Exercise objective:
Would you copy every line of the listing below that includes the word "items"?

** Opening Data under study block **

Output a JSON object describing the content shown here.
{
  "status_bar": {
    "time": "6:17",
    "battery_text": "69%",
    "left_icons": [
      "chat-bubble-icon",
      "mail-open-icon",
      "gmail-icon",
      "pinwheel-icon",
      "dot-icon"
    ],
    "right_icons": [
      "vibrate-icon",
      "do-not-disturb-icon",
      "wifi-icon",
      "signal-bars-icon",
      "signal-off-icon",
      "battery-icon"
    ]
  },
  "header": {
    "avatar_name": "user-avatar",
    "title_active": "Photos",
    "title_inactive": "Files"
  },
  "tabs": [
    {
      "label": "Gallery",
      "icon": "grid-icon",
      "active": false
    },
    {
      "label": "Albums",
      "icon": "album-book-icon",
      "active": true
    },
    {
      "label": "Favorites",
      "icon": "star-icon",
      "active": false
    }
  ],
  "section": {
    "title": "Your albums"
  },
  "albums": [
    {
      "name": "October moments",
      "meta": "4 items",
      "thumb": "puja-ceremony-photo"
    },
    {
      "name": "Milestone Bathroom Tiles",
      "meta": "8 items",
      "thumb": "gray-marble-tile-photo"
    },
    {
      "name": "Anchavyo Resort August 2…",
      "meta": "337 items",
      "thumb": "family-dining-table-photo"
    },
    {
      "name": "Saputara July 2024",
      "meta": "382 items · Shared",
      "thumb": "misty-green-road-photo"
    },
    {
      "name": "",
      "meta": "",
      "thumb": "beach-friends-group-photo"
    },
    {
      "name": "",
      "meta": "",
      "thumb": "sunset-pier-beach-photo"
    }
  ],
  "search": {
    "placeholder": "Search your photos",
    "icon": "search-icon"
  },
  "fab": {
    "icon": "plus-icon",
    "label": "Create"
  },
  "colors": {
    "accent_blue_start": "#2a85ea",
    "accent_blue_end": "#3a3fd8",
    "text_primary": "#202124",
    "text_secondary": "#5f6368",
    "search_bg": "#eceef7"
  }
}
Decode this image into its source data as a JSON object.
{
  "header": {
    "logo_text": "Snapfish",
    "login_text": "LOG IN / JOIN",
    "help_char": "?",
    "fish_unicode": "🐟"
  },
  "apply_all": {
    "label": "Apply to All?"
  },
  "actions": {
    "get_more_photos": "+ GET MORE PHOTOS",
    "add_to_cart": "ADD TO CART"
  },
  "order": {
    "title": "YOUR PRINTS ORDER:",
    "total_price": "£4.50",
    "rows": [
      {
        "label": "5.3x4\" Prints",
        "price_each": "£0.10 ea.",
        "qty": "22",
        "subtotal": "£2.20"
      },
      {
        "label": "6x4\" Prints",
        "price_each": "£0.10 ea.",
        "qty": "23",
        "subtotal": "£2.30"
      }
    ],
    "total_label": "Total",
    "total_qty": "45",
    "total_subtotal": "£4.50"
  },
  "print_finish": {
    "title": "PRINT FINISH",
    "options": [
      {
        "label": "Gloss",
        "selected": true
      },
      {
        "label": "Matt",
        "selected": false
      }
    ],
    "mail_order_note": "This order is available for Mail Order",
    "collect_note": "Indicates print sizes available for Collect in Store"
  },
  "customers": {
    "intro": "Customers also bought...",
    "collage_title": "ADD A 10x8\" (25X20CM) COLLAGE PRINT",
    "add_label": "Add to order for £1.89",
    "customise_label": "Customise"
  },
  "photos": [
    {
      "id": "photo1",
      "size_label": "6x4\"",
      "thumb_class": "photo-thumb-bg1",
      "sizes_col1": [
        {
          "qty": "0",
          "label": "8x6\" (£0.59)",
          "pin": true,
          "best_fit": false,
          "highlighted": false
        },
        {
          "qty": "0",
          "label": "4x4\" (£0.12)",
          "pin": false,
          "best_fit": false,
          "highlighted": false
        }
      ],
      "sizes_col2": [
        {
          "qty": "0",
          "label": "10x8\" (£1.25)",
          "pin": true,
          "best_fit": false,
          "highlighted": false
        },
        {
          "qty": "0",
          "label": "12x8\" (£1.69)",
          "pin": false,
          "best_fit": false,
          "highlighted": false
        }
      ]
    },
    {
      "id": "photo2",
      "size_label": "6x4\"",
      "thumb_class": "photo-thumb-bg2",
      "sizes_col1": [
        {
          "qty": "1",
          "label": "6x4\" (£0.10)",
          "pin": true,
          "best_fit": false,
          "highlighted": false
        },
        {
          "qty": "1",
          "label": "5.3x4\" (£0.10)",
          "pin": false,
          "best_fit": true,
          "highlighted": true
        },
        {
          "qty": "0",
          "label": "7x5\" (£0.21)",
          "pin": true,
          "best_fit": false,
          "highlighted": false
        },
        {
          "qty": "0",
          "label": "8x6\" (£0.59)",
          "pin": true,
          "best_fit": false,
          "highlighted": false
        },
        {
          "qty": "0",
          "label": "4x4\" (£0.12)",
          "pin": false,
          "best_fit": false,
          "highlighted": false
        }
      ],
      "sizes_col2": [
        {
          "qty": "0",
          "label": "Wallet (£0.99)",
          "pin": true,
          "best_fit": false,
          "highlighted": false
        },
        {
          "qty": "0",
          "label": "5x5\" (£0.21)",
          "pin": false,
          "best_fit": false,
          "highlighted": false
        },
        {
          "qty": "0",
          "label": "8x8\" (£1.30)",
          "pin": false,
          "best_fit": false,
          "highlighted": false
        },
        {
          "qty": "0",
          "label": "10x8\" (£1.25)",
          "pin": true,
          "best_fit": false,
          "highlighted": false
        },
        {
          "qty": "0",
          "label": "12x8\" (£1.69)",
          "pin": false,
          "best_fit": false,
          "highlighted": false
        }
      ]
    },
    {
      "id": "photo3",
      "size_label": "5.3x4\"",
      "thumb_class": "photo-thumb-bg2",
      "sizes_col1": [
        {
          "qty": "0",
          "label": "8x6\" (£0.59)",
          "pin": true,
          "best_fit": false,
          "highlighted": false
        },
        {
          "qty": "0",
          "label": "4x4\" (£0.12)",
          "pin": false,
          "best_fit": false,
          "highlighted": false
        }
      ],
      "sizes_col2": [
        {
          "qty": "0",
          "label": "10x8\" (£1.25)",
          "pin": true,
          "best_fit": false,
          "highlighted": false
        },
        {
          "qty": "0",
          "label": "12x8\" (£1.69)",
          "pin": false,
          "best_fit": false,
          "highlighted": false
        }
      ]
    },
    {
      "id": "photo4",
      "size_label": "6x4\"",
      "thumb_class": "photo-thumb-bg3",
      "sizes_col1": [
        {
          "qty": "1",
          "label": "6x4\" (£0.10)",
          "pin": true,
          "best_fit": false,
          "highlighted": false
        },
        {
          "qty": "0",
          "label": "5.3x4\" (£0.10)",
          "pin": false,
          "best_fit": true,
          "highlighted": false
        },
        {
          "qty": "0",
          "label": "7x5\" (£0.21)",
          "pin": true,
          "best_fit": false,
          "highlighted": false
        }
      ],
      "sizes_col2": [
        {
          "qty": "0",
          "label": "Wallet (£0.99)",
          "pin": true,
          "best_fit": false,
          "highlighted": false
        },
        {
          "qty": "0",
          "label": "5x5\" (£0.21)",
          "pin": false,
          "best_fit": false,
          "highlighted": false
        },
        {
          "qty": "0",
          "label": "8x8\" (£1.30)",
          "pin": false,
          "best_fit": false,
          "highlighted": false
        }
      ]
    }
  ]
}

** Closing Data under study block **

Exercise solution:
      "meta": "4 items",
      "meta": "8 items",
      "meta": "337 items",
      "meta": "382 items · Shared",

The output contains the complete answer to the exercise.